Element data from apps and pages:
Start of Block
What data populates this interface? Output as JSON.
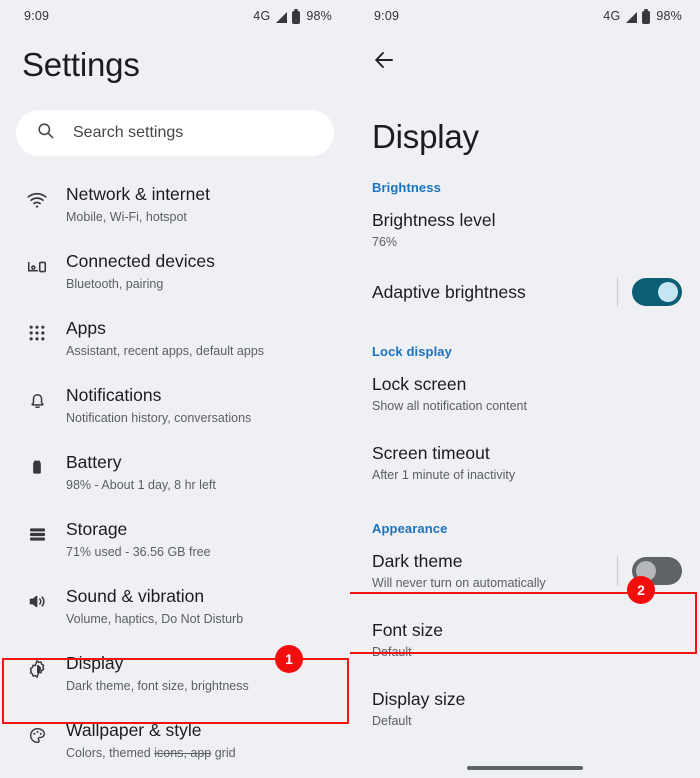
{
  "status_bar": {
    "time": "9:09",
    "network": "4G",
    "battery": "98%"
  },
  "settings_screen": {
    "title": "Settings",
    "search": {
      "placeholder": "Search settings",
      "icon": "search-icon"
    },
    "items": [
      {
        "icon": "wifi-icon",
        "title": "Network & internet",
        "subtitle": "Mobile, Wi-Fi, hotspot"
      },
      {
        "icon": "connected-devices-icon",
        "title": "Connected devices",
        "subtitle": "Bluetooth, pairing"
      },
      {
        "icon": "apps-grid-icon",
        "title": "Apps",
        "subtitle": "Assistant, recent apps, default apps"
      },
      {
        "icon": "bell-icon",
        "title": "Notifications",
        "subtitle": "Notification history, conversations"
      },
      {
        "icon": "battery-icon",
        "title": "Battery",
        "subtitle": "98% - About 1 day, 8 hr left"
      },
      {
        "icon": "storage-icon",
        "title": "Storage",
        "subtitle": "71% used - 36.56 GB free"
      },
      {
        "icon": "volume-icon",
        "title": "Sound & vibration",
        "subtitle": "Volume, haptics, Do Not Disturb"
      },
      {
        "icon": "brightness-icon",
        "title": "Display",
        "subtitle": "Dark theme, font size, brightness"
      },
      {
        "icon": "palette-icon",
        "title": "Wallpaper & style",
        "subtitle_a": "Colors, themed",
        "subtitle_b": "icons, app",
        "subtitle_c": "grid"
      }
    ]
  },
  "display_screen": {
    "back_icon": "back-arrow-icon",
    "title": "Display",
    "sections": [
      {
        "header": "Brightness",
        "rows": [
          {
            "title": "Brightness level",
            "subtitle": "76%",
            "control": "none"
          },
          {
            "title": "Adaptive brightness",
            "subtitle": "",
            "control": "toggle",
            "toggle_state": "on"
          }
        ]
      },
      {
        "header": "Lock display",
        "rows": [
          {
            "title": "Lock screen",
            "subtitle": "Show all notification content",
            "control": "none"
          },
          {
            "title": "Screen timeout",
            "subtitle": "After 1 minute of inactivity",
            "control": "none"
          }
        ]
      },
      {
        "header": "Appearance",
        "rows": [
          {
            "title": "Dark theme",
            "subtitle": "Will never turn on automatically",
            "control": "toggle",
            "toggle_state": "off"
          },
          {
            "title": "Font size",
            "subtitle": "Default",
            "control": "none"
          },
          {
            "title": "Display size",
            "subtitle": "Default",
            "control": "none"
          }
        ]
      }
    ]
  },
  "annotations": {
    "accent_color": "#f40d0d",
    "badges": [
      {
        "label": "1",
        "target": "display-settings-row"
      },
      {
        "label": "2",
        "target": "dark-theme-row"
      }
    ]
  }
}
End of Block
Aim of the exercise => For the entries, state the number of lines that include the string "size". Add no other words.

Task result => 3